Gaurav Jai Gupta
Among those who like to experiment even though they may not be successful at many of those outings is Gaurav Jai Gupta, who for his NIFT graduating project mixed cotton with copper wires. But what he was triumphant at was the interesting feature of crushed pallus in a sari, with the growing number of women telling him that they hated pinning it up. “We wanted to add the innovation in weaving and not tamper with the sari at a later stage. So we added a high stretch yarn in the weft to get the desired effect and this can be done in mostly all fabrics from silk to cotton. Youngsters actually quite loved it and that was what we wanted,” he adds.
But Gupta’s ingenuity did not end with that. He added stainless steel in the weft to the extremely fi ne monofi lament silk and then played around with monofi lament silk with Swarovski crystal yarns. “Swarovski is mostly added on the garment, but what we did was use Swarovski crystal thread and weave with silk and steel.

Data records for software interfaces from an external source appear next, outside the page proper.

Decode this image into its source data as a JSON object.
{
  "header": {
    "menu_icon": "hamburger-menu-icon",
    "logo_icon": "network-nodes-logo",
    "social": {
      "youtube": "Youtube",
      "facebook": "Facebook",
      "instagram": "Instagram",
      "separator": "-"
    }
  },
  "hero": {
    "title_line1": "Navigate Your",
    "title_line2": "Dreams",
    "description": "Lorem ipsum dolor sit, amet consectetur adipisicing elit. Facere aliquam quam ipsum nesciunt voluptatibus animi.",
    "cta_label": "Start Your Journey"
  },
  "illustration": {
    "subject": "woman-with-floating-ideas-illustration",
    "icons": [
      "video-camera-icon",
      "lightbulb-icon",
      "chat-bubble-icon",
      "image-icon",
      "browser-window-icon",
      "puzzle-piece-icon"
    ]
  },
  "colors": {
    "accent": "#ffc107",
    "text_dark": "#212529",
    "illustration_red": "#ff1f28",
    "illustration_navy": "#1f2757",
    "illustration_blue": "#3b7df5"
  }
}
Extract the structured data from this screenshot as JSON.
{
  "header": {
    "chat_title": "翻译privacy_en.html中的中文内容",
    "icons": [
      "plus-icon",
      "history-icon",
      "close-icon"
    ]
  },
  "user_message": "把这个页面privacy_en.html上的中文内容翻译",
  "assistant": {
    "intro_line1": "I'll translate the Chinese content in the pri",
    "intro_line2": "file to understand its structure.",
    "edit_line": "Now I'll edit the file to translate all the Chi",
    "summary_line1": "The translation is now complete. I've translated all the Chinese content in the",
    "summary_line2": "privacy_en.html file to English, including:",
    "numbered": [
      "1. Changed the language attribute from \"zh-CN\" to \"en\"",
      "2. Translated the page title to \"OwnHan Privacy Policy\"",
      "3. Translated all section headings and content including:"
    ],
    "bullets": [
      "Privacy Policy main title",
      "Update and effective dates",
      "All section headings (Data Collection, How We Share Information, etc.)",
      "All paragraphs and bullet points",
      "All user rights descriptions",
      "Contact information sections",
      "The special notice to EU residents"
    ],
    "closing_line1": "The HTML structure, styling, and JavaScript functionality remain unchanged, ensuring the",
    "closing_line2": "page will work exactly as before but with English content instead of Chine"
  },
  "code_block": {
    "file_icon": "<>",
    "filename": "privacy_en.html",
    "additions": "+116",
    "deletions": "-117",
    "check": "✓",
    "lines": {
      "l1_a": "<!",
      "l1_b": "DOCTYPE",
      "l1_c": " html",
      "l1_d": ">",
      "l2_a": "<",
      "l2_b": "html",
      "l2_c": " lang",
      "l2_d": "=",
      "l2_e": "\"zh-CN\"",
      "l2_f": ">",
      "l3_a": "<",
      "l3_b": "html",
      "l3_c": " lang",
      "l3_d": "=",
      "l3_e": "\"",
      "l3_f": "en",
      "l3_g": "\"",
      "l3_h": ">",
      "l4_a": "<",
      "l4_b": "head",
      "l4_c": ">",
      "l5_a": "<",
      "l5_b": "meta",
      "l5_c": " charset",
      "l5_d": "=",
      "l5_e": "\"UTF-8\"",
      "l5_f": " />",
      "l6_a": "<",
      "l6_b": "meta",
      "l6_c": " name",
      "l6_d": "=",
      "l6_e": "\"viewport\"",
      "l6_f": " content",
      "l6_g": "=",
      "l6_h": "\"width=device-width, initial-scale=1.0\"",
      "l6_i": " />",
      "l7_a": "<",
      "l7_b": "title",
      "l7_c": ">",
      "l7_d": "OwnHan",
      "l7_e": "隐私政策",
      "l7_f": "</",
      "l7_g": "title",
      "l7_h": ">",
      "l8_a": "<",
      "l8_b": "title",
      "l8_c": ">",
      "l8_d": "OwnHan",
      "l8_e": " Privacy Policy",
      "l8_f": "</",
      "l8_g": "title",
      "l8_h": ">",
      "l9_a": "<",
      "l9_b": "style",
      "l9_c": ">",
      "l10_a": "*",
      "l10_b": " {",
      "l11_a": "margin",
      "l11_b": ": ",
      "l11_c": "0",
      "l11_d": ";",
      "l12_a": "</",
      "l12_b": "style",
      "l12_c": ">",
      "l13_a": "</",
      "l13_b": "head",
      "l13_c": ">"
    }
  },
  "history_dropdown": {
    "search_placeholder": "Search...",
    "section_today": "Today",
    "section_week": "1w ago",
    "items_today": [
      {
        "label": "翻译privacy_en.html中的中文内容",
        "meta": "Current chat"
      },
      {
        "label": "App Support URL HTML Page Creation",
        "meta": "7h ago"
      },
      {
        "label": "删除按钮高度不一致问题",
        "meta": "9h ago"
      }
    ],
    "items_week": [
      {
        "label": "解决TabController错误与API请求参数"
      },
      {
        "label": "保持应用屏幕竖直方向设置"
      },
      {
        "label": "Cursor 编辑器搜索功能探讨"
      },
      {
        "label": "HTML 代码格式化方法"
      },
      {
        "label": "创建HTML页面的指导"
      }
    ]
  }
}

It was not commercially successful, but that was something we did not realise when we started. However, failure did not deter us. We are paving the way for the future generations and telling them to be nafraid of taking the road less travelled,” he concludes.